Laith Al-Mobayed from the Syrian team shared that they had to find internet cafes or coffee shops where they could join the call on Zoom because the application cannot be accessed on all local networks. “Our teammates would figure out some cafe where we could gather and attend the training. Some of the players had to travel for two hours to reach the decided venue. But we had a pact that each of us will do whatever it takes to improve our play,” he said.

During the virtual training, the team worked on new techniques and learnt to analyse opponents and change their own strategies where needed. Laith shared that they did exercises such as spinning the wheels of their wheelchair for ten minutes without stopping to improve their swiftness on court. “We hung our wheelchairs from hooks on the ceiling at home and did this exercise. When we could go back to the court, we had to cover half court within four seconds and shoot a basket from different positions. If we missed, we had to do it all over again. It really helped us improve,” he said. Their motivation, Laith shared, was that the players wanted to be seen and use the opportunity to help people understand that Syrians have another side to them.

About 15 players from the Indian men’s and women’s teams participated in the virtual training. Capt. Louis George Meprath, their coach, said the sessions focused on basic rules, fitness exercises, techniques to push wheelchairs in limited spaces, shooting and passing techniques. “Many players did not have sports wheelchairs so during the online training they did all the drills using personal wheelchairs or ordinary chairs or while sitting on the floor or their beds. Instead of dumbbells they used filled-up water bottles for exercises. The players were eventually convinced that all wheelchair skills can be practiced indoors and in limited spaces too,” he said.

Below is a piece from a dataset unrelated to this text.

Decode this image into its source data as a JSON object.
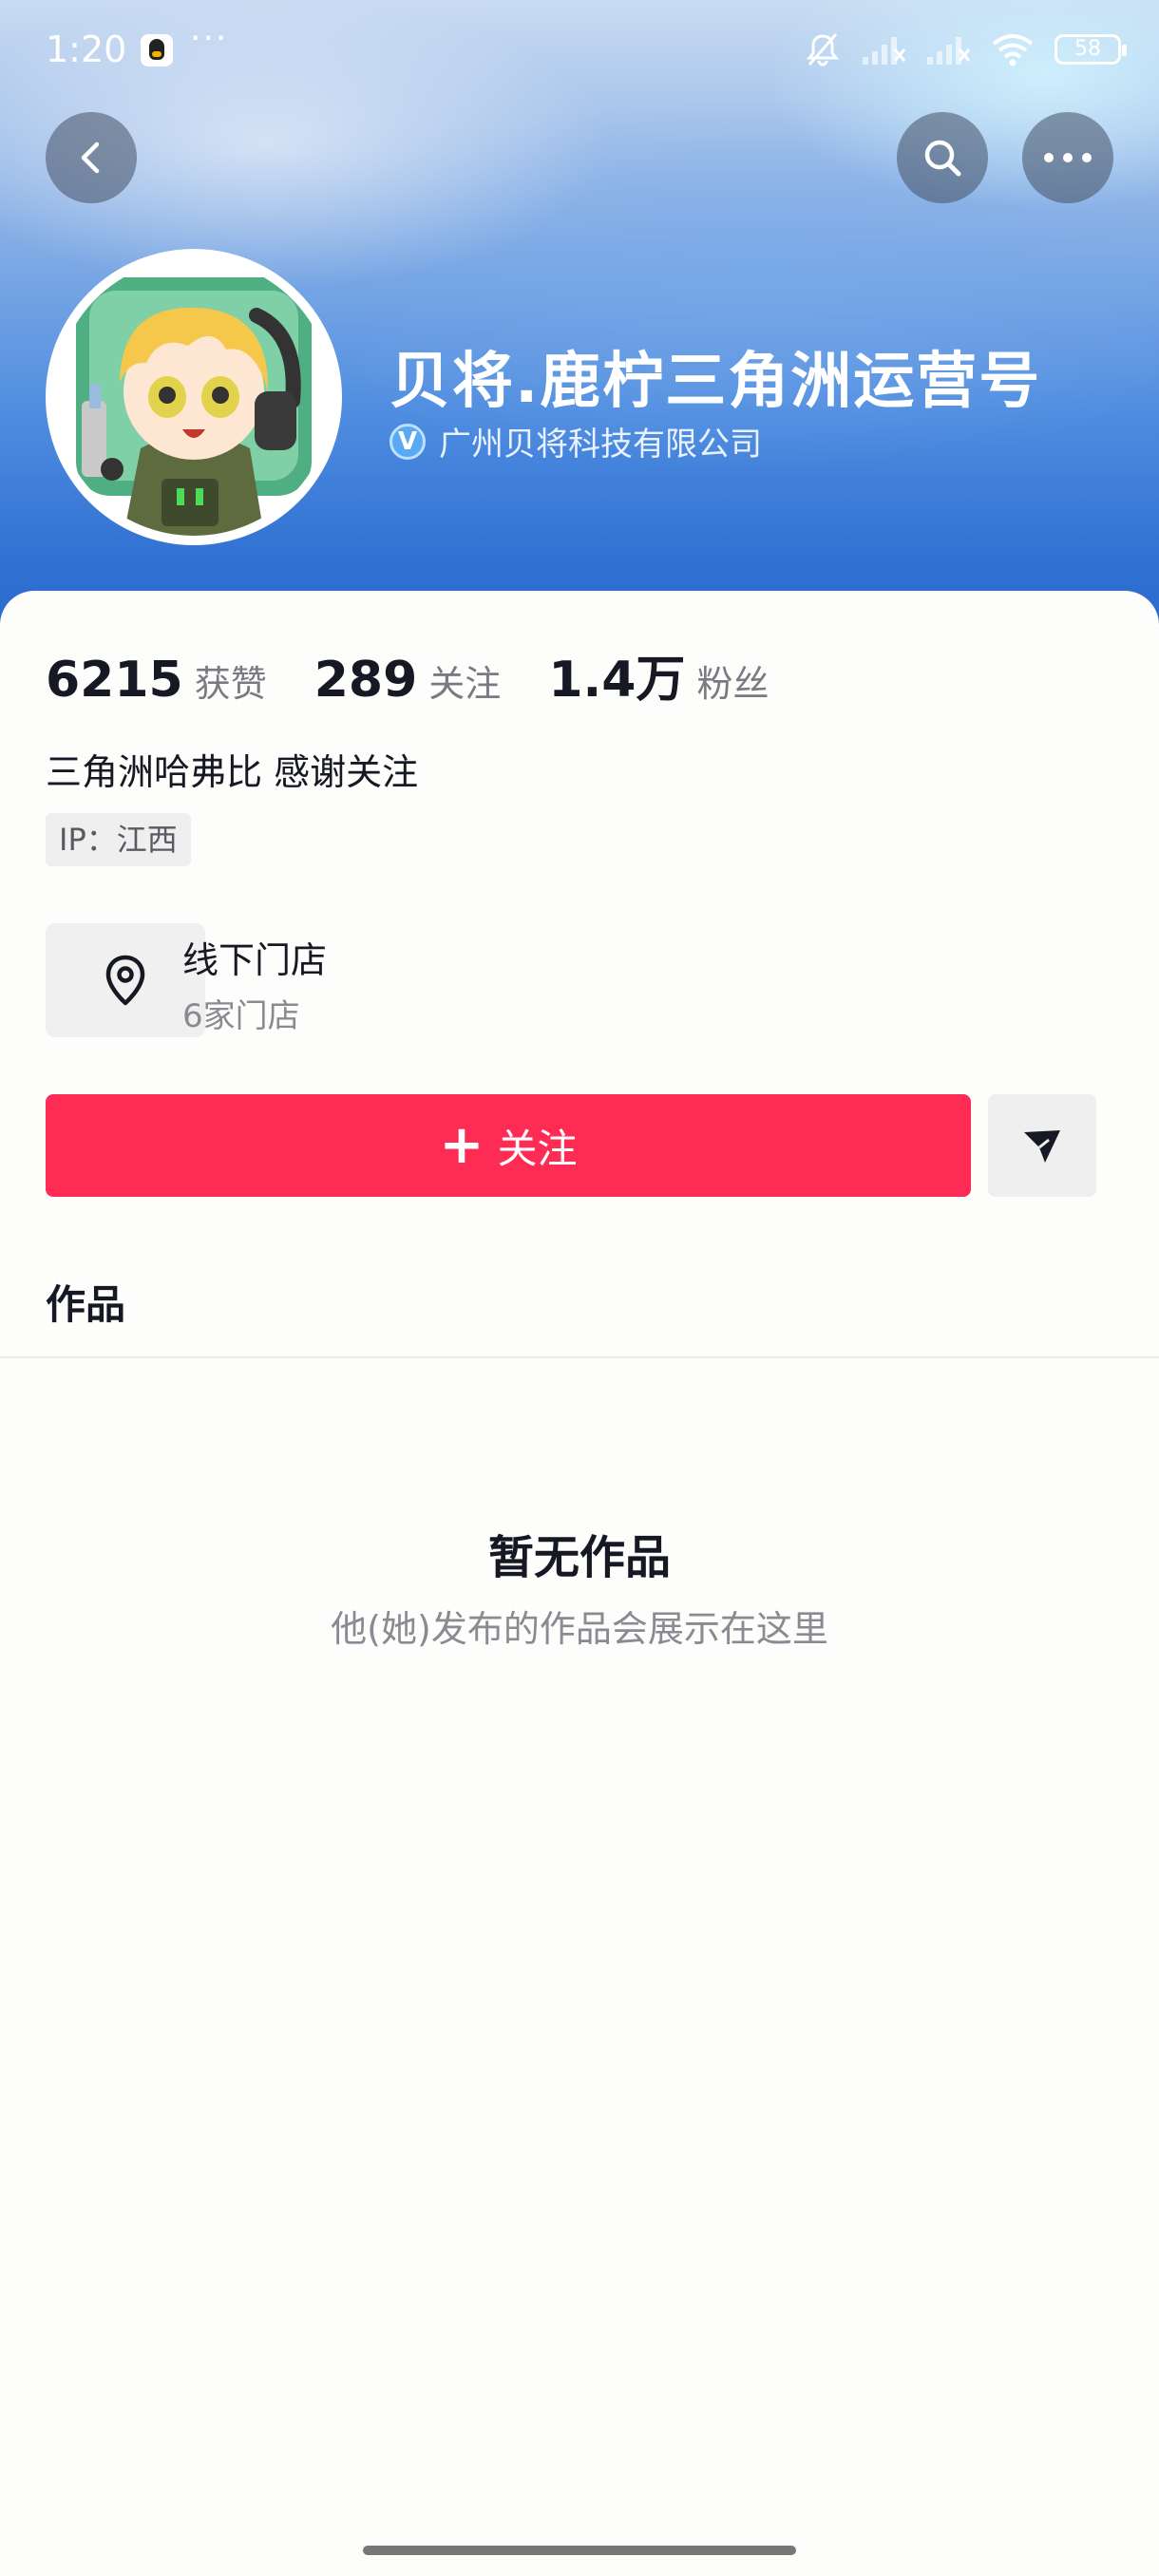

For Markt, the international tournament in India was visible proof of the impact of the virtual training. Carefully observing the matches, Markt said, “The countries that are really playing well are the ones that committed to virtual training. We knew it would help but we weren’t sure if they were going to dramatically improve. So, it’s amazing to watch these guys in action; their commitment to detail, technique and regular practice has really changed the level of their play. They are several levels above where they were in 2020, which is incredible.”

Source : Icrc